"This study has opened our eyes to glaring knowledge gaps about infection in a species of great national importance," said study leader Tony Goldberg. He's a professor of pathobiological sciences in the University of Wisconsin-Madison School of Veterinary Medicine.
The researchers noted that while it's most common among eagles in Wisconsin, BeHV infects eagles in other states. The virus is related to the hepatitis C virus that infects people and causes liver damage. Similar effects are seen in some eagles with BeHV.
For the study, the researchers tested 47 eagles from 19 states across the contiguous United States. They found that 32% had BeHV. The virus was found among eagles in seven states, including a few in the Midwest, but also states as far apart as Washington and Florida.
Eagles in Wisconsin were nine times more likely to have BeHV than those in other states. Also, the virus was 14 times more common among eagles in counties surrounding the Lower Wisconsin River than elsewhere, the investigators found.
The fact that BeHV was found in eagles outside of Wisconsin and that none of those eagles had WRES raises a number of questions, the study authors noted.
"Is BeHV the cause of WRES? Or is it more complicated than that?" said Goldberg in a university news release.
The virus and the disease don't appear to pose a serious threat to the U.S. bald eagle population, according to the researchers.

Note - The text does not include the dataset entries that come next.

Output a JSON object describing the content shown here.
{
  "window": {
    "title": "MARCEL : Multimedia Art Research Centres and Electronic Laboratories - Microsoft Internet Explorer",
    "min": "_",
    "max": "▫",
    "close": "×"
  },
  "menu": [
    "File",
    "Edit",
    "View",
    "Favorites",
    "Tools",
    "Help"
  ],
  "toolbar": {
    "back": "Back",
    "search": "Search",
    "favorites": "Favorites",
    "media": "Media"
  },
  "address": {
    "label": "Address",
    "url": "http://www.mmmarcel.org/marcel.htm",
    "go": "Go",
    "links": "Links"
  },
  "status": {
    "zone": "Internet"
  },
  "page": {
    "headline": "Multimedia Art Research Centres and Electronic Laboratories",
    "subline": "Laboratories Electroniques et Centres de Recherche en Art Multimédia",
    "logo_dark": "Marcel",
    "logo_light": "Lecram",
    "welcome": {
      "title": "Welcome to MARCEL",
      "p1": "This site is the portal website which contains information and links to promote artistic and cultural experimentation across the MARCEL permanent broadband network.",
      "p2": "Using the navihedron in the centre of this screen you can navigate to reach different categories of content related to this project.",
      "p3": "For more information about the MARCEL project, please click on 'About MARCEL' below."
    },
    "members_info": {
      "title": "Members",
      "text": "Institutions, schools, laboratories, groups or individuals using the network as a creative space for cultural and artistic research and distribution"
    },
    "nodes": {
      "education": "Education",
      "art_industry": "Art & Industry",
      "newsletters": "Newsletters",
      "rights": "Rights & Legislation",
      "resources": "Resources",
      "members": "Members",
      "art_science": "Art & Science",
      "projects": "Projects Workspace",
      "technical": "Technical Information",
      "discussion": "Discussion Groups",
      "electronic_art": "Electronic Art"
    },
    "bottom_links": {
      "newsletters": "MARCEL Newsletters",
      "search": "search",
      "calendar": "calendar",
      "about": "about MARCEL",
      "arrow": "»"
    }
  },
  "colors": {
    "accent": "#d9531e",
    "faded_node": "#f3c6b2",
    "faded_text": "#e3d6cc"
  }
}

The bald eagle was removed from the endangered species list in 2007 after recovering from a low of 412 nesting pairs in the U.S. mainland. In Wisconsin alone, there are now about 1,700 nesting pairs.